Vitamin C, another antioxidant powerhouse, is also important for a healthy immune system, cancer prevention, regulating blood sugar levels, preventing heart disease and stroke, prevents cataracts, maintaining healthy skin, reduces the risk of neurological disorders and helps us better deal with stress.

Vitamin E, yet another antioxidant, helps protect against toxins such as air pollution, premenstrual syndrome, eye disorders such as cataracts, neurological diseases such as Alzheimer’s disease and diabetes.

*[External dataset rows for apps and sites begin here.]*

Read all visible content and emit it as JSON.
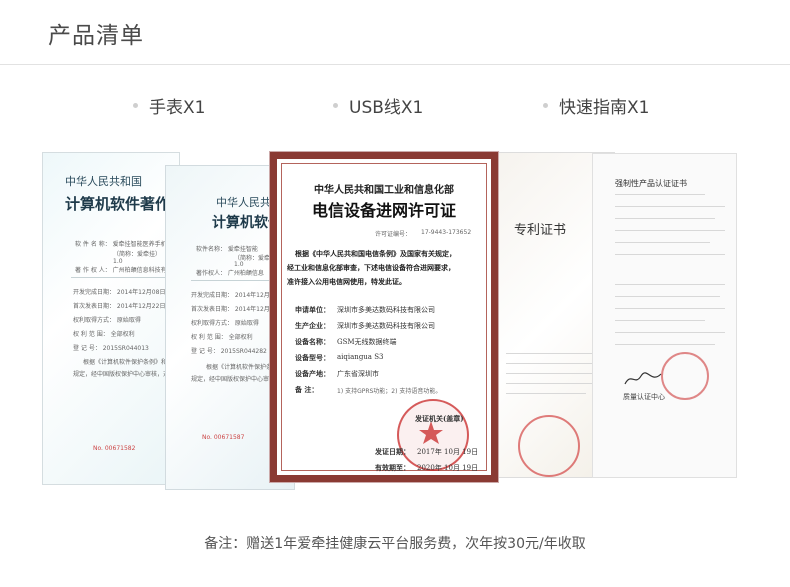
{
  "header": {
    "title": "产品清单"
  },
  "items": [
    {
      "label": "手表X1"
    },
    {
      "label": "USB线X1"
    },
    {
      "label": "快速指南X1"
    }
  ],
  "cert1": {
    "heading": "中华人民共和国",
    "title": "计算机软件著作",
    "rows": [
      "软 件 名 称：  爱牵挂智能医养手机",
      "（简称：爱牵挂）",
      "1.0",
      "著  作  权  人：  广州柏頔信息科技有限",
      "开发完成日期：  2014年12月08日",
      "首次发表日期：  2014年12月22日",
      "权利取得方式：  原始取得",
      "权 利 范 围：  全部权利",
      "登   记   号：  2015SR044013",
      "根据《计算机软件保护条例》和",
      "规定，经中国版权保护中心审核，对"
    ],
    "number": "No. 00671582"
  },
  "cert2": {
    "heading": "中华人民共",
    "title": "计算机软件",
    "rows": [
      "软件名称：  爱牵挂智能",
      "（简称：爱牵",
      "1.0",
      "著作权人：  广州柏頔信息",
      "开发完成日期：  2014年12月22日",
      "首次发表日期：  2014年12月23",
      "权利取得方式：  原始取得",
      "权 利 范 围：  全部权利",
      "登  记  号：  2015SR044282",
      "根据《计算机软件保护条例》",
      "规定，经中国版权保护中心审"
    ],
    "number": "No. 00671587"
  },
  "cert3": {
    "title": "专利证书"
  },
  "cert4": {
    "title": "强制性产品认证证书",
    "footer": "质量认证中心"
  },
  "license": {
    "top": "中华人民共和国工业和信息化部",
    "title": "电信设备进网许可证",
    "license_no_label": "许可证编号：",
    "license_no": "17-9443-173652",
    "body": [
      "根据《中华人民共和国电信条例》及国家有关规定，",
      "经工业和信息化部审查，下述电信设备符合进网要求，",
      "准许接入公用电信网使用，特发此证。"
    ],
    "fields": [
      {
        "label": "申请单位：",
        "value": "深圳市多美达数码科技有限公司"
      },
      {
        "label": "生产企业：",
        "value": "深圳市多美达数码科技有限公司"
      },
      {
        "label": "设备名称：",
        "value": "GSM无线数据终端"
      },
      {
        "label": "设备型号：",
        "value": "aiqiangua S3"
      },
      {
        "label": "设备产地：",
        "value": "广东省深圳市"
      },
      {
        "label": "备  注：",
        "value": "1) 支持GPRS功能；2) 支持语音功能。"
      }
    ],
    "issuer": "发证机关(盖章)",
    "issue_date_label": "发证日期：",
    "issue_date": "2017年  10月  19日",
    "valid_label": "有效期至：",
    "valid_date": "2020年  10月  19日"
  },
  "footer": {
    "note": "备注：赠送1年爱牵挂健康云平台服务费，次年按30元/年收取"
  },
  "colors": {
    "frame": "#8a3a33",
    "seal": "#c82828",
    "title": "#4a4a4a"
  }
}
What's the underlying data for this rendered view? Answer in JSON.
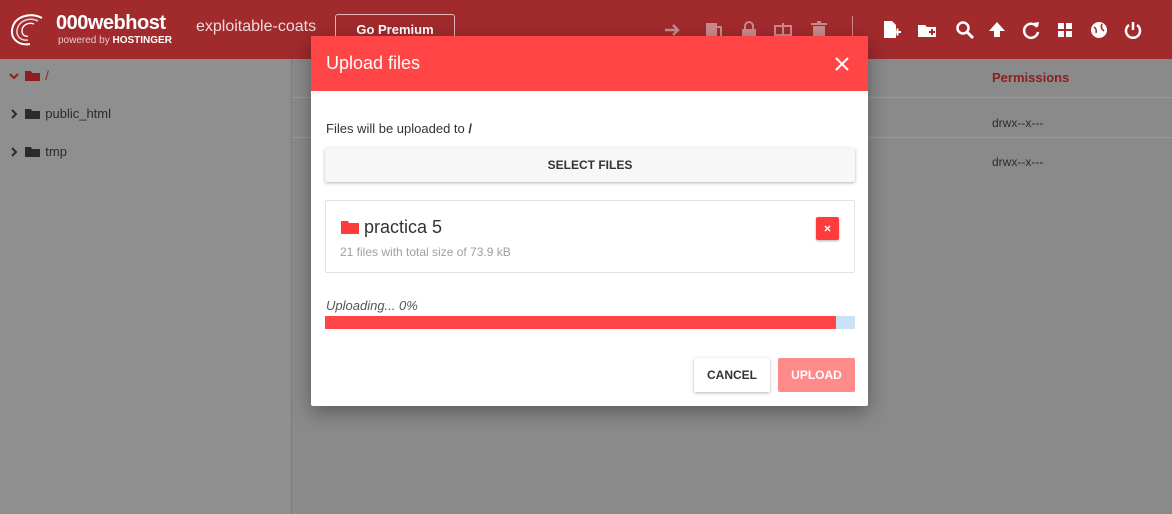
{
  "header": {
    "brand": "000webhost",
    "powered_by_prefix": "powered by",
    "powered_by_brand": "HOSTINGER",
    "site_name": "exploitable-coats",
    "premium_label": "Go Premium",
    "accent_color": "#a12a2d"
  },
  "toolbar": {
    "disabled_icons": [
      "move-icon",
      "copy-icon",
      "permissions-lock-icon",
      "rename-icon",
      "delete-icon"
    ],
    "enabled_icons": [
      "new-file-icon",
      "new-folder-icon",
      "search-icon",
      "upload-icon",
      "refresh-icon",
      "grid-view-icon",
      "globe-icon",
      "logout-icon"
    ]
  },
  "sidebar": {
    "root_label": "/",
    "items": [
      {
        "label": "public_html"
      },
      {
        "label": "tmp"
      }
    ]
  },
  "file_list": {
    "permissions_header": "Permissions",
    "rows": [
      {
        "permissions": "drwx--x---"
      },
      {
        "permissions": "drwx--x---"
      }
    ]
  },
  "modal": {
    "title": "Upload files",
    "destination_prefix": "Files will be uploaded to",
    "destination_path": "/",
    "select_label": "SELECT FILES",
    "file": {
      "name": "practica 5",
      "meta": "21 files with total size of 73.9 kB"
    },
    "status_text": "Uploading... 0%",
    "progress_bar_fill": 0.965,
    "cancel_label": "CANCEL",
    "upload_label": "UPLOAD",
    "colors": {
      "header": "#ff4545",
      "progress_track": "#c9e2f5",
      "upload_button": "#ff8a8a"
    }
  }
}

It also helps us maintain healthy skin, prevents cancer, reduces cholesterol levels, prevents blood clots, alleviates fatigue and strengthens capillary walls.

Vitamin K helps maintain bone health, prevents blood clots, helps maintain healthy skin, helps with wound healing, prevents cancer and prevents heart disease. Vitamin K has also been shown to be essential for the synthesis of sphingolipids (a crucial fat) that helps form the myelin sheath or outer wrapping around the nerve. These crucial fats are essential for proper brain and nervous system function. This is beneficial in preventing Alzheimer disease.

Figs also contain calcium which prevents osteoporosis, helps with weight management, prevents cancer and is heart healthy. They also contain Tryptophan which induces good sleep and helps get rid of sleep disorders such as insomnia.

If you are already a fan of figs-now you know just how good they are for you and if you’re not a fan, maybe now is the time to give them another try!